It also means if you need routine or specialist treatment, the monitoring of pre-existing conditions and repeat prescriptions may be covered on the EHIC. However, it is the healthcare provider who determines whether the treatment is necessary. Remember that the EHIC is only accepted in public hospitals or health centres and does not include any private healthcare options you may wish to use. Any private healthcare contract you enter into will not be covered by EHIC.
Who is Entitled to use the EHIC?
All EU citizens in countries that are members of the scheme are able to apply for a card. If you are on holiday or a temporary stay within the EEA or Switzerland (e.g. you own a second home and spend a few months of the year abroad, but still consider that you live mainly in the UK), you can use the EHIC. If you are a UK state pensioner living within the EEA and Switzerland and registered for healthcare with an S1, you can apply for an EHIC to use on a temporary visit to another EU member state (outside your country of residence). Call the Overseas Healthcare Team for more information.
EHIC and Brexit
Citizens of the United Kingdom who hold an EHIC card will have full use of the card and its provisions up to Dec 31st 2020 at which point the card will no longer be valid unless you fall into one of the exception categories below. At this point, it will be more important than ever to have adequate travel insurance, otherwise, all medical expenses will have to be paid for!
Exception Categories -
EHIC from 1 January 2021
You'll still be able to access healthcare through EHIC for visits that begin after 1 January 2021 if you're either:
- a UK state pensioner living in the EU before 31 December 2020
- a UK student studying in the EU before 31 December 2020
- a 'frontier worker' (someone who works in one state and lives in another) before 31 December 2020, for as long as you continue to be a frontier worker in the host state
- an EU national living in the UK before 31 December 2020
At the time this post was published, there is no clear guidance for visitors travelling to the UK from Jan 1st 2020 in relation to, what, if any healthcare provision may be available to EU visitors in light of the EHIC thus being invalid in the UK from Dec 31st 2020. We will update this section when more information becomes available.

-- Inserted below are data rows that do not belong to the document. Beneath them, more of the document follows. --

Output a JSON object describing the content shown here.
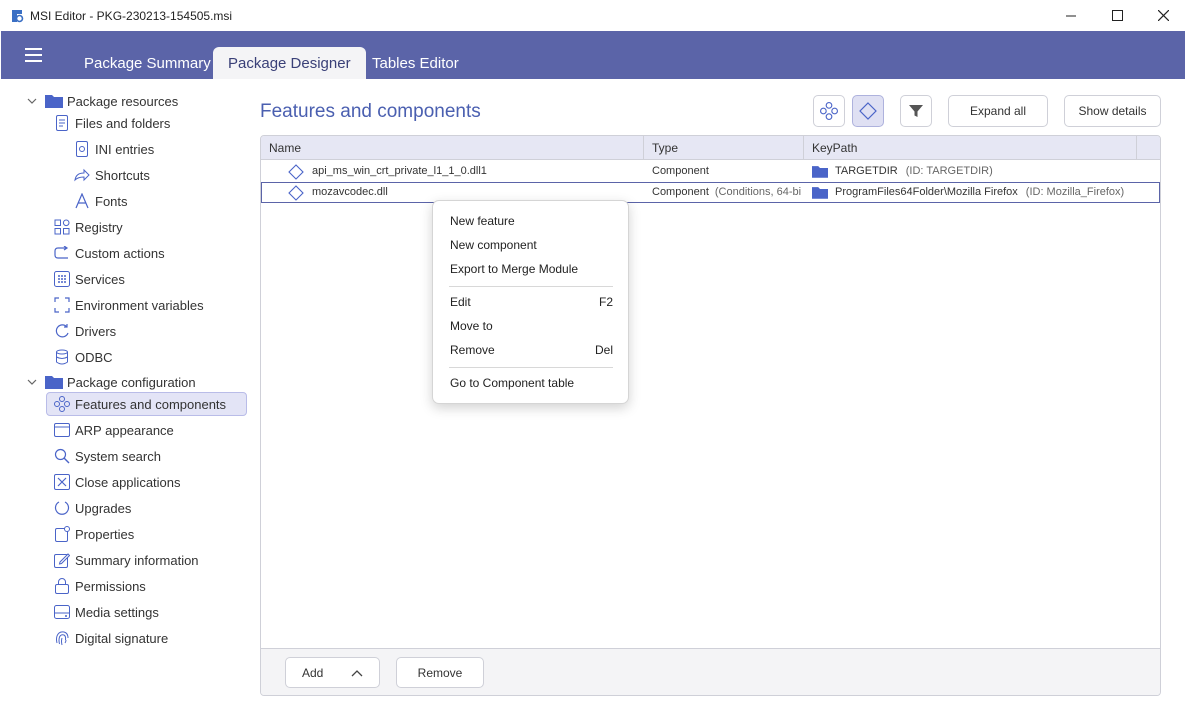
{
  "window": {
    "title": "MSI Editor - PKG-230213-154505.msi",
    "accent": "#5b64a8"
  },
  "tabs": [
    {
      "label": "Package Summary"
    },
    {
      "label": "Package Designer",
      "active": true
    },
    {
      "label": "Tables Editor"
    }
  ],
  "sidebar": {
    "groups": [
      {
        "label": "Package resources"
      },
      {
        "label": "Package configuration"
      }
    ],
    "items": [
      {
        "label": "Files and folders",
        "icon": "file-icon"
      },
      {
        "label": "INI entries",
        "icon": "ini-file-icon"
      },
      {
        "label": "Shortcuts",
        "icon": "shortcut-icon"
      },
      {
        "label": "Fonts",
        "icon": "font-icon"
      },
      {
        "label": "Registry",
        "icon": "registry-icon"
      },
      {
        "label": "Custom actions",
        "icon": "custom-action-icon"
      },
      {
        "label": "Services",
        "icon": "services-icon"
      },
      {
        "label": "Environment variables",
        "icon": "environment-icon"
      },
      {
        "label": "Drivers",
        "icon": "drivers-icon"
      },
      {
        "label": "ODBC",
        "icon": "database-icon"
      },
      {
        "label": "Features and components",
        "icon": "features-icon",
        "selected": true
      },
      {
        "label": "ARP appearance",
        "icon": "window-icon"
      },
      {
        "label": "System search",
        "icon": "search-icon"
      },
      {
        "label": "Close applications",
        "icon": "close-box-icon"
      },
      {
        "label": "Upgrades",
        "icon": "upgrade-icon"
      },
      {
        "label": "Properties",
        "icon": "properties-icon"
      },
      {
        "label": "Summary information",
        "icon": "edit-icon"
      },
      {
        "label": "Permissions",
        "icon": "lock-icon"
      },
      {
        "label": "Media settings",
        "icon": "media-icon"
      },
      {
        "label": "Digital signature",
        "icon": "fingerprint-icon"
      }
    ]
  },
  "main": {
    "title": "Features and components",
    "toolbar": {
      "expand_all": "Expand all",
      "show_details": "Show details"
    },
    "columns": [
      "Name",
      "Type",
      "KeyPath"
    ],
    "rows": [
      {
        "name": "api_ms_win_crt_private_l1_1_0.dll1",
        "type": "Component",
        "type_extra": "",
        "keypath": "TARGETDIR",
        "keypath_id": "(ID: TARGETDIR)"
      },
      {
        "name": "mozavcodec.dll",
        "type": "Component",
        "type_extra": "(Conditions, 64-bi",
        "keypath": "ProgramFiles64Folder\\Mozilla Firefox",
        "keypath_id": "(ID: Mozilla_Firefox)",
        "selected": true
      }
    ],
    "footer": {
      "add": "Add",
      "remove": "Remove"
    }
  },
  "context_menu": {
    "items": [
      {
        "label": "New feature",
        "shortcut": ""
      },
      {
        "label": "New component",
        "shortcut": ""
      },
      {
        "label": "Export to Merge Module",
        "shortcut": ""
      },
      {
        "label": "Edit",
        "shortcut": "F2"
      },
      {
        "label": "Move to",
        "shortcut": ""
      },
      {
        "label": "Remove",
        "shortcut": "Del"
      },
      {
        "label": "Go to Component table",
        "shortcut": ""
      }
    ]
  }
}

The EHIC is NOT a Replacement for Travel Insurance?
You should never travel abroad without a good travel insurance policy for you and your family. Travel insurance is very inexpensive these days, but should always be included as part of those key items on your pre-holiday checklist.

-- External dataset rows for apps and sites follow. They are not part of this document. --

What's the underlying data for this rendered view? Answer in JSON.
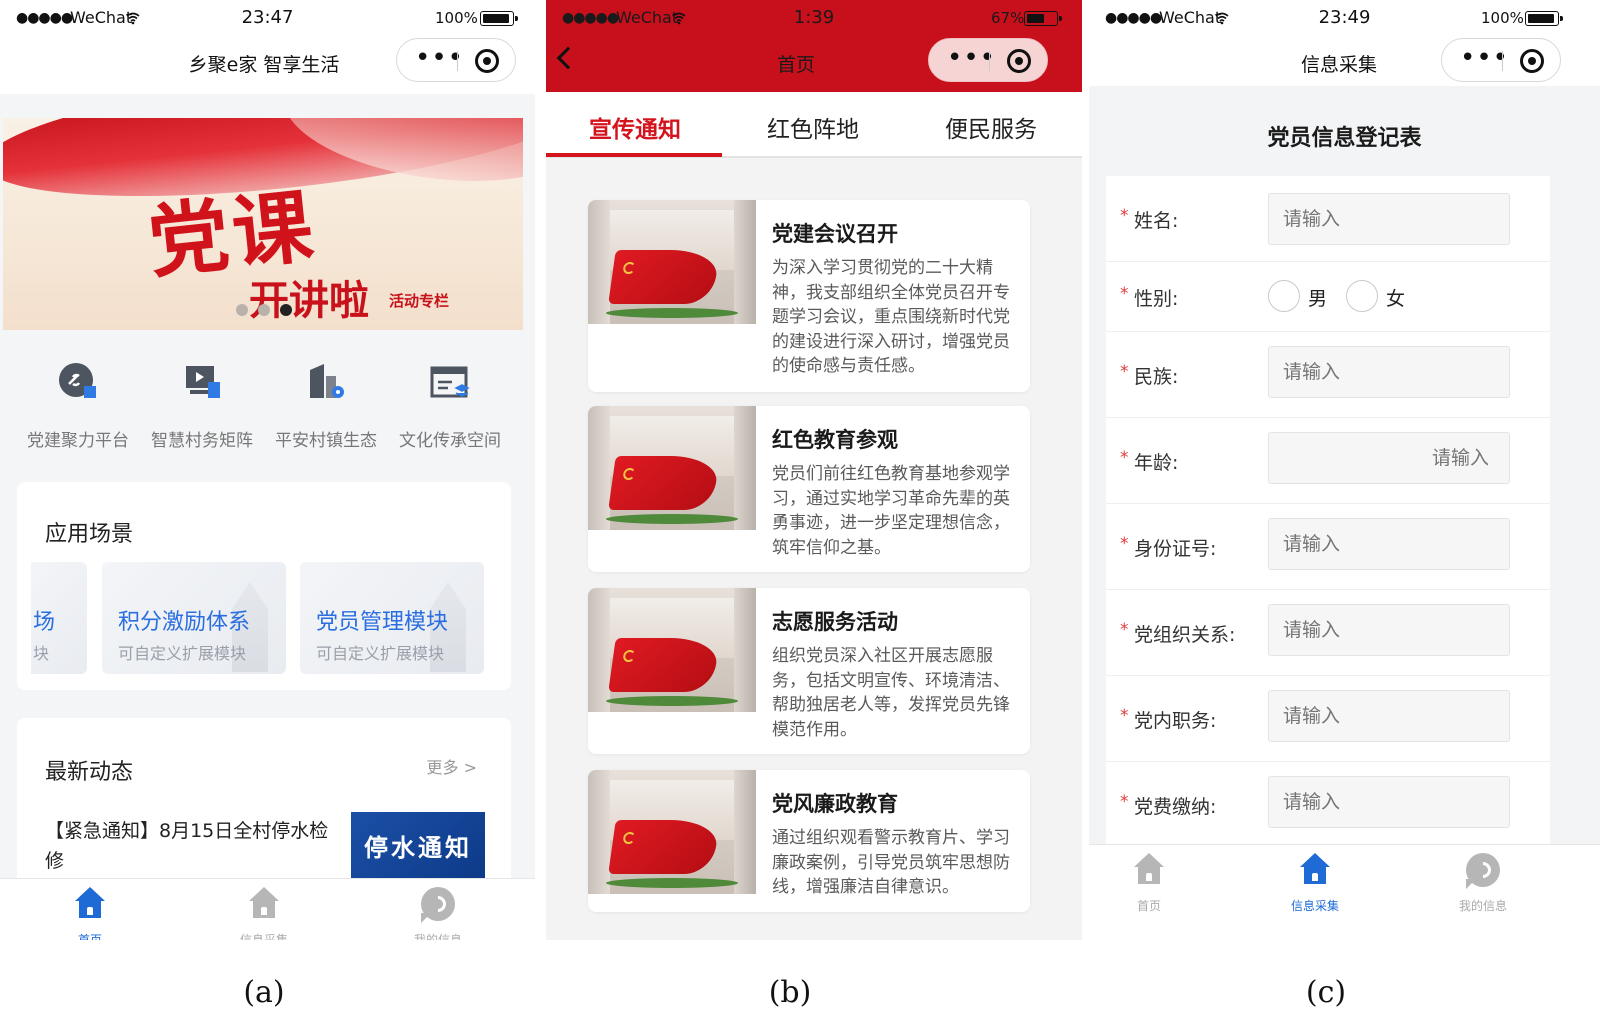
{
  "status_a": {
    "carrier": "WeChat",
    "time": "23:47",
    "battery": "100%"
  },
  "status_b": {
    "carrier": "WeChat",
    "time": "1:39",
    "battery": "67%"
  },
  "status_c": {
    "carrier": "WeChat",
    "time": "23:49",
    "battery": "100%"
  },
  "capsule": {
    "more": "•••"
  },
  "phone_a": {
    "nav_title": "乡聚e家 智享生活",
    "banner": {
      "main": "党课",
      "sub": "开讲啦",
      "tag": "活动专栏",
      "active_slide": 3,
      "slide_count": 3
    },
    "quick_links": [
      {
        "label": "党建聚力平台",
        "icon": "link-cube-icon"
      },
      {
        "label": "智慧村务矩阵",
        "icon": "screen-doc-icon"
      },
      {
        "label": "平安村镇生态",
        "icon": "building-gear-icon"
      },
      {
        "label": "文化传承空间",
        "icon": "window-layers-icon"
      }
    ],
    "scenes": {
      "title": "应用场景",
      "items": [
        {
          "title": "场",
          "subtitle": "块"
        },
        {
          "title": "积分激励体系",
          "subtitle": "可自定义扩展模块"
        },
        {
          "title": "党员管理模块",
          "subtitle": "可自定义扩展模块"
        }
      ]
    },
    "news": {
      "title": "最新动态",
      "more": "更多 >",
      "item_text": "【紧急通知】8月15日全村停水检修",
      "thumb_text": "停水通知"
    },
    "tabbar": [
      {
        "label": "首页",
        "icon": "home-icon",
        "active": true
      },
      {
        "label": "信息采集",
        "icon": "home-icon",
        "active": false
      },
      {
        "label": "我的信息",
        "icon": "chat-icon",
        "active": false
      }
    ]
  },
  "phone_b": {
    "nav_title": "首页",
    "tabs": [
      {
        "label": "宣传通知",
        "active": true
      },
      {
        "label": "红色阵地",
        "active": false
      },
      {
        "label": "便民服务",
        "active": false
      }
    ],
    "cards": [
      {
        "title": "党建会议召开",
        "text": "为深入学习贯彻党的二十大精神，我支部组织全体党员召开专题学习会议，重点围绕新时代党的建设进行深入研讨，增强党员的使命感与责任感。"
      },
      {
        "title": "红色教育参观",
        "text": "党员们前往红色教育基地参观学习，通过实地学习革命先辈的英勇事迹，进一步坚定理想信念，筑牢信仰之基。"
      },
      {
        "title": "志愿服务活动",
        "text": "组织党员深入社区开展志愿服务，包括文明宣传、环境清洁、帮助独居老人等，发挥党员先锋模范作用。"
      },
      {
        "title": "党风廉政教育",
        "text": "通过组织观看警示教育片、学习廉政案例，引导党员筑牢思想防线，增强廉洁自律意识。"
      }
    ]
  },
  "phone_c": {
    "nav_title": "信息采集",
    "form_title": "党员信息登记表",
    "required_mark": "*",
    "fields": [
      {
        "label": "姓名:",
        "type": "input",
        "placeholder": "请输入"
      },
      {
        "label": "性别:",
        "type": "radio",
        "options": [
          "男",
          "女"
        ]
      },
      {
        "label": "民族:",
        "type": "input",
        "placeholder": "请输入"
      },
      {
        "label": "年龄:",
        "type": "input",
        "placeholder": "请输入"
      },
      {
        "label": "身份证号:",
        "type": "input",
        "placeholder": "请输入"
      },
      {
        "label": "党组织关系:",
        "type": "input",
        "placeholder": "请输入"
      },
      {
        "label": "党内职务:",
        "type": "input",
        "placeholder": "请输入"
      },
      {
        "label": "党费缴纳:",
        "type": "input",
        "placeholder": "请输入"
      }
    ],
    "tabbar": [
      {
        "label": "首页",
        "icon": "home-icon",
        "active": false
      },
      {
        "label": "信息采集",
        "icon": "home-icon",
        "active": true
      },
      {
        "label": "我的信息",
        "icon": "chat-icon",
        "active": false
      }
    ]
  },
  "captions": [
    "(a)",
    "(b)",
    "(c)"
  ],
  "colors": {
    "brand_red": "#c8101c",
    "tab_red": "#d4141d",
    "link_blue": "#2a6ee0",
    "tab_blue": "#1e6bd6",
    "required_red": "#e23b3b"
  }
}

NOTE – Many travel insurance companies will insist as part of the terms and conditions of the policy, that you have a valid EHIC. The reason for this, is, if you need to be treated by a private hospital because a publicly run hospital cannot treat you, the costs to be covered by the insurance company are drastically reduced. Be aware, that in these cases, insurance companies will NOT pay the full amount of the costs incurred which could result in you being left with a hefty bill.
Furthermore, if you are unfortunate and need to receive medical treatment when abroad, be very careful of what forms you are being asked to sign at the hospital. Some publicly run hospitals have private wings and often, foreign nationals requiring treatment are asked to sign forms, these may be to confirm that you are accepting to pay all costs associated with the treatment.
See our recent blog for more information on travel insurance - don't get caught out.
How to get your EHIC
You will find many companies online offering a service to complete the EHIC application process for you where they will charge you a fee. However, the card is 100% free of charge and can be completed quite easily from the following EHIC Application
Further EHIC information
Important telephone numbers while your abroad
In an emergency, call 112
Call the Overseas Healthcare Team if you lose your EHIC card whilst abroad if you need a PRC - provisional replacement certificate, which will cover you temporarily: (+44) 191 218 1999 ( Mon-Fri 8-5 )
Call the FCO Consular Assistance Team for all consular enquiries abroad in Europe: (+44) 20 7008 1500 (24 hour helpline)
(This blog post was first published - Dec 2017 & Reviewed/Updated - April 2019; April 2020)
NOTE - Information contained in this article was accurate at the time of publishing and should be used for guidance only. Whilst we make every effort to keep our information up to date, public information is constantly changing and therefore, no responsibility will be accepted if this information becomes out of date or which warrants this information to be inaccurate.